Records excerpted from a collection:

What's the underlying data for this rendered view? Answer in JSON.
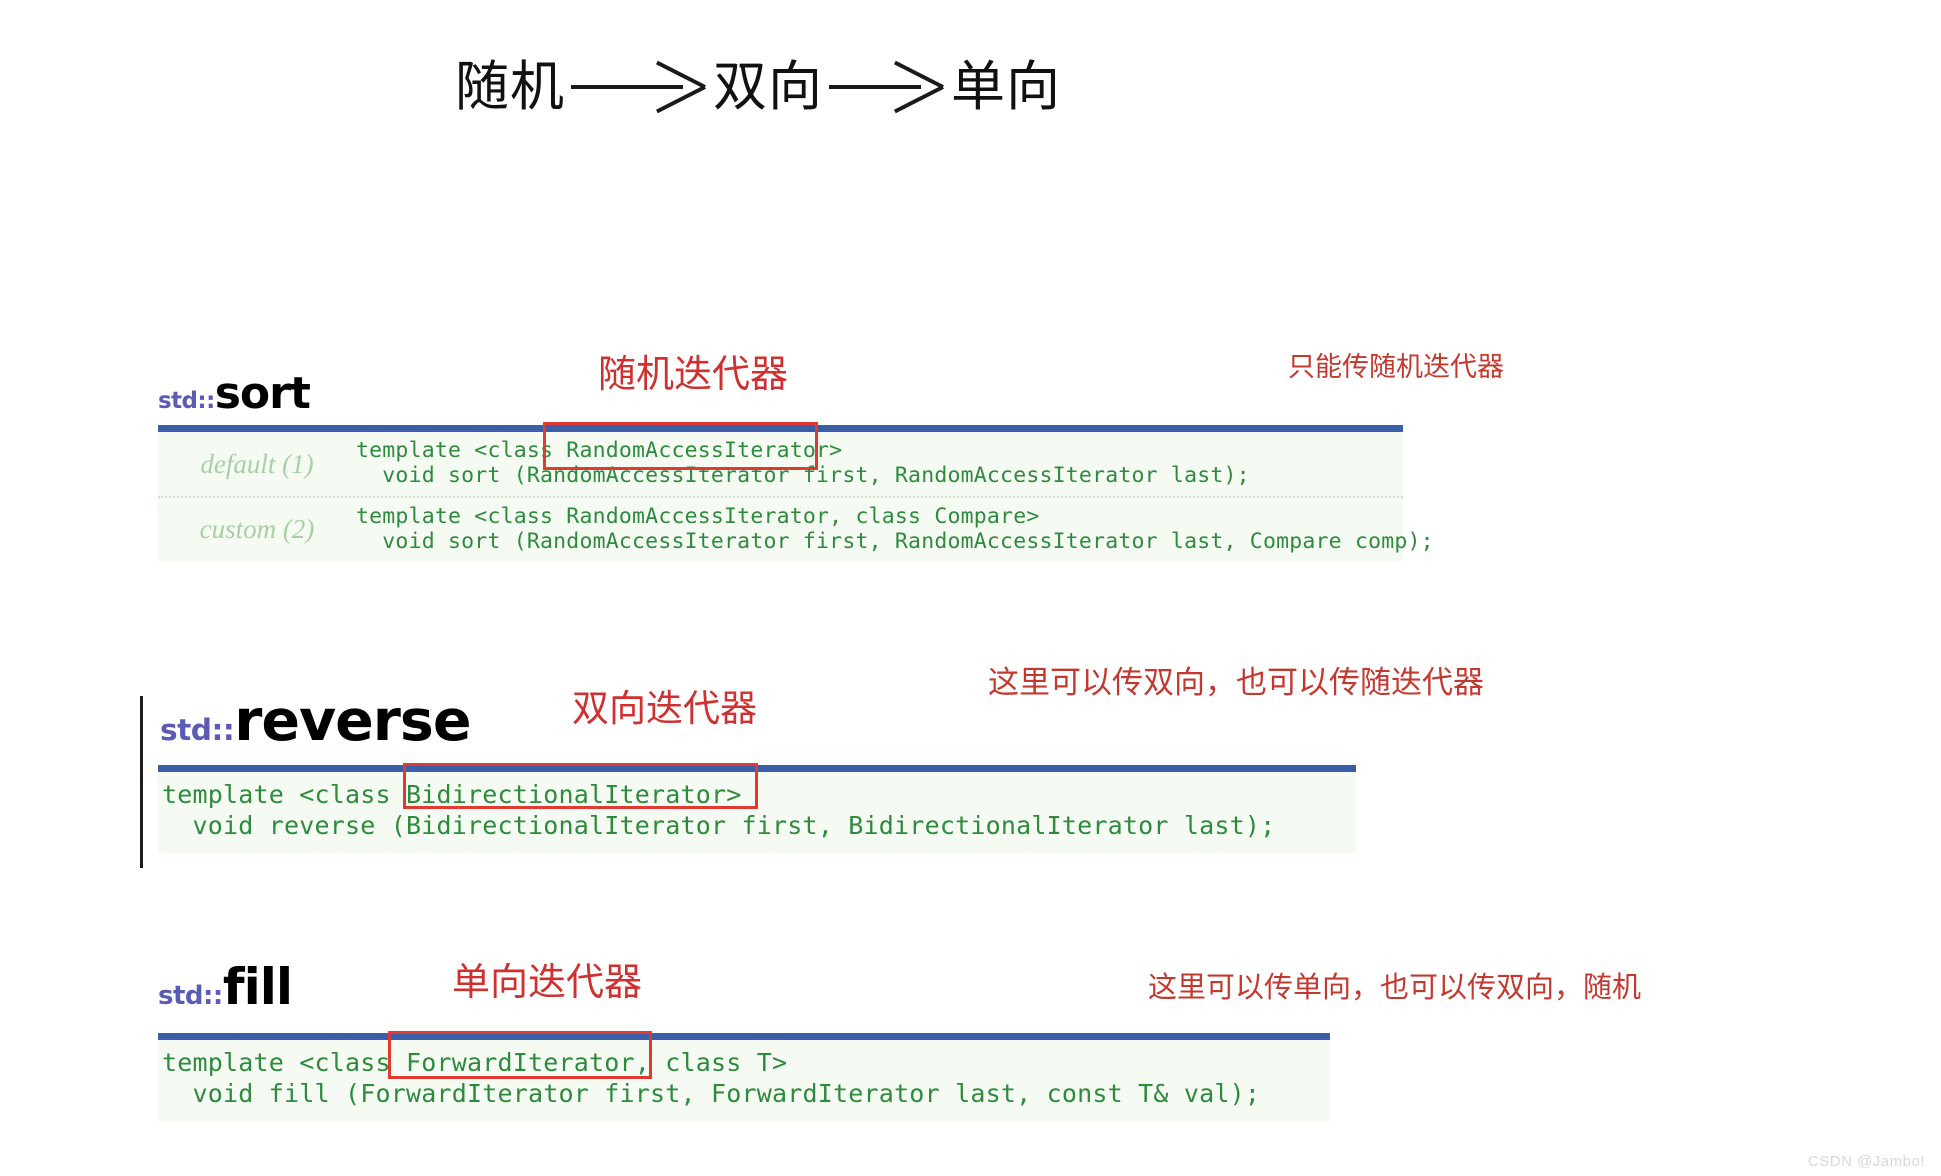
{
  "header": {
    "terms": [
      "随机",
      "双向",
      "单向"
    ],
    "arrow_symbol": "arrow-right"
  },
  "sections": [
    {
      "id": "sort",
      "namespace": "std::",
      "name": "sort",
      "iterator_label": "随机迭代器",
      "note": "只能传随机迭代器",
      "highlight": "RandomAccessIterator",
      "rows": [
        {
          "variant": "default (1)",
          "line1": "template <class RandomAccessIterator>",
          "line2": "  void sort (RandomAccessIterator first, RandomAccessIterator last);"
        },
        {
          "variant": "custom (2)",
          "line1": "template <class RandomAccessIterator, class Compare>",
          "line2": "  void sort (RandomAccessIterator first, RandomAccessIterator last, Compare comp);"
        }
      ]
    },
    {
      "id": "reverse",
      "namespace": "std::",
      "name": "reverse",
      "iterator_label": "双向迭代器",
      "note": "这里可以传双向，也可以传随迭代器",
      "highlight": "BidirectionalIterator",
      "code": "template <class BidirectionalIterator>\n  void reverse (BidirectionalIterator first, BidirectionalIterator last);"
    },
    {
      "id": "fill",
      "namespace": "std::",
      "name": "fill",
      "iterator_label": "单向迭代器",
      "note": "这里可以传单向，也可以传双向，随机",
      "highlight": "ForwardIterator,",
      "code": "template <class ForwardIterator, class T>\n  void fill (ForwardIterator first, ForwardIterator last, const T& val);"
    }
  ],
  "watermark": "CSDN @Jambo!",
  "colors": {
    "namespace": "#5b5bb5",
    "code_green": "#2e8b3d",
    "variant_green": "#a8cfa3",
    "panel_bg": "#f5fbf3",
    "rule_blue": "#3a5ea8",
    "annot_red": "#cf3030",
    "box_red": "#e03a32"
  }
}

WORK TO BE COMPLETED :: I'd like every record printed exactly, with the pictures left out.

SOLUTION FOR THIS TASK ::
What's the underlying data for this rendered view? Answer in JSON.
{
  "header": {
    "terms": [
      "随机",
      "双向",
      "单向"
    ],
    "arrow_symbol": "arrow-right"
  },
  "sections": [
    {
      "id": "sort",
      "namespace": "std::",
      "name": "sort",
      "iterator_label": "随机迭代器",
      "note": "只能传随机迭代器",
      "highlight": "RandomAccessIterator",
      "rows": [
        {
          "variant": "default (1)",
          "line1": "template <class RandomAccessIterator>",
          "line2": "  void sort (RandomAccessIterator first, RandomAccessIterator last);"
        },
        {
          "variant": "custom (2)",
          "line1": "template <class RandomAccessIterator, class Compare>",
          "line2": "  void sort (RandomAccessIterator first, RandomAccessIterator last, Compare comp);"
        }
      ]
    },
    {
      "id": "reverse",
      "namespace": "std::",
      "name": "reverse",
      "iterator_label": "双向迭代器",
      "note": "这里可以传双向，也可以传随迭代器",
      "highlight": "BidirectionalIterator",
      "code": "template <class BidirectionalIterator>\n  void reverse (BidirectionalIterator first, BidirectionalIterator last);"
    },
    {
      "id": "fill",
      "namespace": "std::",
      "name": "fill",
      "iterator_label": "单向迭代器",
      "note": "这里可以传单向，也可以传双向，随机",
      "highlight": "ForwardIterator,",
      "code": "template <class ForwardIterator, class T>\n  void fill (ForwardIterator first, ForwardIterator last, const T& val);"
    }
  ],
  "watermark": "CSDN @Jambo!",
  "colors": {
    "namespace": "#5b5bb5",
    "code_green": "#2e8b3d",
    "variant_green": "#a8cfa3",
    "panel_bg": "#f5fbf3",
    "rule_blue": "#3a5ea8",
    "annot_red": "#cf3030",
    "box_red": "#e03a32"
  }
}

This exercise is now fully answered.